As oil price rises, pilots’ group accuses airline of putting profits before passenger safety
By Keith Perry and Susan Cooke | 10 September 2012
“There is one major airline that we know that gives financial bonuses if you use less fuel”
– Nico Voorbach, president, European Cockpit Association
Pilots at a major European airline are being offered bonuses to encourage them to minimise how much fuel they carry.
Exaro can reveal that shocking evidence of the practice is to be passed to the European Aviation Safety Agency (EASA), which regulates airlines. It says that it will examine the claims.
Complaints about the bonuses – aimed at giving pilots an incentive to carry as little fuel as legally possible – were first received by the European Cockpit Association (ECA), which represents more than 38,000 European pilots from national associations in 37 countries.
The association, whose members include the British Airline Pilots Association, accused the operator of putting profits before passenger safety.
The development comes amid mounting concerns about airlines putting increasing pressure on pilots to load less fuel to make planes lighter and more economic to run.
The ECA told Exaro that it will pass the complaints to the EASA. It did not name the airline to Exaro, only describing it as a “major airline in southern Europe”.
Dominique Fouda, EASA spokesman on safety issues, told Exaro: “Passenger safety should always come first, always ahead of any other consideration,” adding, “We shall carefully review the concerns of ECA and take the necessary action to ensure safety always prevails.”
An Exaro investigation revealed three weeks ago how two Virgin Atlantic passenger jets were forced to issue emergency alerts to air-traffic control this year on the same day because they were running low on fuel.
The crew from the two Boeing 747s issued ‘pan’ alerts, requesting priority landing after being diverted to Stansted from Gatwick because of strong winds.
The disclosures came after Spanish authorities began investigating low-fuel maydays declared by three Ryanair planes one day in July.
Some pilots warned that airlines are operating on very narrow margins as they seek to cut operating costs in the face of high oil prices.

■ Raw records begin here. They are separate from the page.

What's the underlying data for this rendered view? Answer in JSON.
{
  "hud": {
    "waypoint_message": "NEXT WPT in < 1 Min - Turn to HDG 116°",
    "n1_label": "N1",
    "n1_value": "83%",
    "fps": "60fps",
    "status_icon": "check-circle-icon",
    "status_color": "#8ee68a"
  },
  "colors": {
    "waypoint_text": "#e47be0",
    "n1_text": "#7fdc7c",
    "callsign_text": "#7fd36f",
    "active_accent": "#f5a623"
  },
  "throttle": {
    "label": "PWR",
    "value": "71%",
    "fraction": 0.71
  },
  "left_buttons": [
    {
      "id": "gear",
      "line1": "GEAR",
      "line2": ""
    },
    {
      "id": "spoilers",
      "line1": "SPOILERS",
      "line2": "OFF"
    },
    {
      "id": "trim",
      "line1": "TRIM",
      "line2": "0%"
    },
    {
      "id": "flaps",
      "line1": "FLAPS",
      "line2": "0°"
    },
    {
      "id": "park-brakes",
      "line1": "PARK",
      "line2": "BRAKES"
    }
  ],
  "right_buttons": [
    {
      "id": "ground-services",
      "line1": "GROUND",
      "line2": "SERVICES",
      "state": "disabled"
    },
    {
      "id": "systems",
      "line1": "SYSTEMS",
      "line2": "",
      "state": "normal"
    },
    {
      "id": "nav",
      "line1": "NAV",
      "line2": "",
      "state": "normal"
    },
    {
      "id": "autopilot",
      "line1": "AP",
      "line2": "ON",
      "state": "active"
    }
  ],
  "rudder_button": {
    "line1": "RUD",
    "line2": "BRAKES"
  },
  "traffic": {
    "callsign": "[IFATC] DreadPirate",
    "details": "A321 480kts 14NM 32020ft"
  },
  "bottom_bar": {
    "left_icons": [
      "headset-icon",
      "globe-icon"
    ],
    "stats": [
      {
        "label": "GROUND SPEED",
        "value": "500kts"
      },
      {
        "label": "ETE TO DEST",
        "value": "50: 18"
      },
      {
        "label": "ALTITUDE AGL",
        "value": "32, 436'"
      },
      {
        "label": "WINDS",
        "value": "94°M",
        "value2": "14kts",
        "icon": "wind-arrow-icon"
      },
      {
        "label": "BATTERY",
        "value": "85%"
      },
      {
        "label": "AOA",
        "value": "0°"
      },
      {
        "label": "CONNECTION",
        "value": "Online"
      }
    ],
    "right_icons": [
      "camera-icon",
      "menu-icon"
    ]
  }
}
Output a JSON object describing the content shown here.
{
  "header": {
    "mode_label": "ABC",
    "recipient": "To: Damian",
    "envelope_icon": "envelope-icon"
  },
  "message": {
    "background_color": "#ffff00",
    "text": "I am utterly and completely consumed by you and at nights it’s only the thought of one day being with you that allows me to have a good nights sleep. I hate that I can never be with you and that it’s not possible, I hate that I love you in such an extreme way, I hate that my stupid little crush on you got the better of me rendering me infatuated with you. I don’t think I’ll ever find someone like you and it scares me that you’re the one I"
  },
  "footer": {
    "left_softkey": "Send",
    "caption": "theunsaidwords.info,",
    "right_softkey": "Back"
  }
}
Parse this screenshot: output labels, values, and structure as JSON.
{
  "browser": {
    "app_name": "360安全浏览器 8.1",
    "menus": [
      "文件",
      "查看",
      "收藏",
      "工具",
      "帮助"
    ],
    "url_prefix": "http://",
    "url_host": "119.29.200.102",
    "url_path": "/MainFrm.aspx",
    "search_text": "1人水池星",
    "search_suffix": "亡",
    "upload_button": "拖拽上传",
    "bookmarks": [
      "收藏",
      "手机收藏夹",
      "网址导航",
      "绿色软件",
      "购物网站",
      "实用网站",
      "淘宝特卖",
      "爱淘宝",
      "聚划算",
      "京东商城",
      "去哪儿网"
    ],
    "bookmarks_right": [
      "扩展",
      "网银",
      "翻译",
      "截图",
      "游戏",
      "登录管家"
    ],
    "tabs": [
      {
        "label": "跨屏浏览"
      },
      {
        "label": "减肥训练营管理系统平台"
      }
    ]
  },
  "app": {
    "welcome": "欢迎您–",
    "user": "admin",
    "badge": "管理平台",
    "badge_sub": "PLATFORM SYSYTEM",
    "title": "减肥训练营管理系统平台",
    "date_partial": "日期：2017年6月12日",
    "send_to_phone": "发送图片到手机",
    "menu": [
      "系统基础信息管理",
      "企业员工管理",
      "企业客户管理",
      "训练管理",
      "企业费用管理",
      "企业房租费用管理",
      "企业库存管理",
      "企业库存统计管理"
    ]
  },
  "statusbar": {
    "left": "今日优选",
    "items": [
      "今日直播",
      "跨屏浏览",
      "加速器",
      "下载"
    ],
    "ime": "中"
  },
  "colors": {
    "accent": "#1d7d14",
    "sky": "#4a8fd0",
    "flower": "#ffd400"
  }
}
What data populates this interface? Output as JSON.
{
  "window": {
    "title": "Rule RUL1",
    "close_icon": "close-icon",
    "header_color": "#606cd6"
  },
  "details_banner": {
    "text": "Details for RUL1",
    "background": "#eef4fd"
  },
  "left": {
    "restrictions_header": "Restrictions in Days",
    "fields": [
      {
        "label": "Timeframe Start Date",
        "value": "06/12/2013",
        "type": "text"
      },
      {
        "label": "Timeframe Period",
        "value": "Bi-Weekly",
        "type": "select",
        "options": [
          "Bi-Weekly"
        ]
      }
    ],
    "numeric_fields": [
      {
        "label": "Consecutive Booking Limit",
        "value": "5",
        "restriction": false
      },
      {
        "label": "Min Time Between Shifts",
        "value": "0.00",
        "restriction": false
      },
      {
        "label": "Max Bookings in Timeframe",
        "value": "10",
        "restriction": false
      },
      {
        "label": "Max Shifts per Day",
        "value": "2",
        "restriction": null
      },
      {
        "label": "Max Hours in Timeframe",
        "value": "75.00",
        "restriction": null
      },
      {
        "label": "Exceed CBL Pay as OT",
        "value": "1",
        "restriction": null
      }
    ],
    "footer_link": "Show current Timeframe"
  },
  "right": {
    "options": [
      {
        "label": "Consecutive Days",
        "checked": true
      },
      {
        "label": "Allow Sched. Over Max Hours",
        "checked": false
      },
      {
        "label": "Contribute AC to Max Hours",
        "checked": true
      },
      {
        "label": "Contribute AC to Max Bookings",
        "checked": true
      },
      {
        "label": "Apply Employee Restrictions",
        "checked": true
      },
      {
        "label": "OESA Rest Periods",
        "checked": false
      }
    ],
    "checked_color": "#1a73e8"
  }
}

The ECA said that the problem is bigger in Europe than America because of the instability of the euro. The association, which represents pilots at the European Union, said that a weak euro pushes the price of aviation fuel up further because it is traded in dollars.
Nico Voorbach, ECA president and himself a commercial pilot, told Exaro: “We are concerned that decisions are not always based upon safety issues, but sometimes commercial issues. This means that some airlines are bending corners that should not be bent.
“There is one major airline that we know gives financial bonuses if you use less fuel. You see it more and more, and it is because of the economic situation that we have in Europe at the moment.
“We get more pilots telling us about their concerns about the pressure they feel on their decisions on safety issues. We shall bring those concerns to the authorities, such as the European Aviation Safety Agency.”
“Legislation states that, when you land, you have to have half an hour of fuel. That is the minimum, and as soon as you are below it, it can become unsafe.”
The ECA is calling on European governments to impose tighter oversight on airlines to curb the pressures on staff to adopt unsafe practices.
It is also liaising with pilots’ unions to gather information about examples of pressure on flight crew to minimise the fuel loaded, and this has already revealed a range of other practices.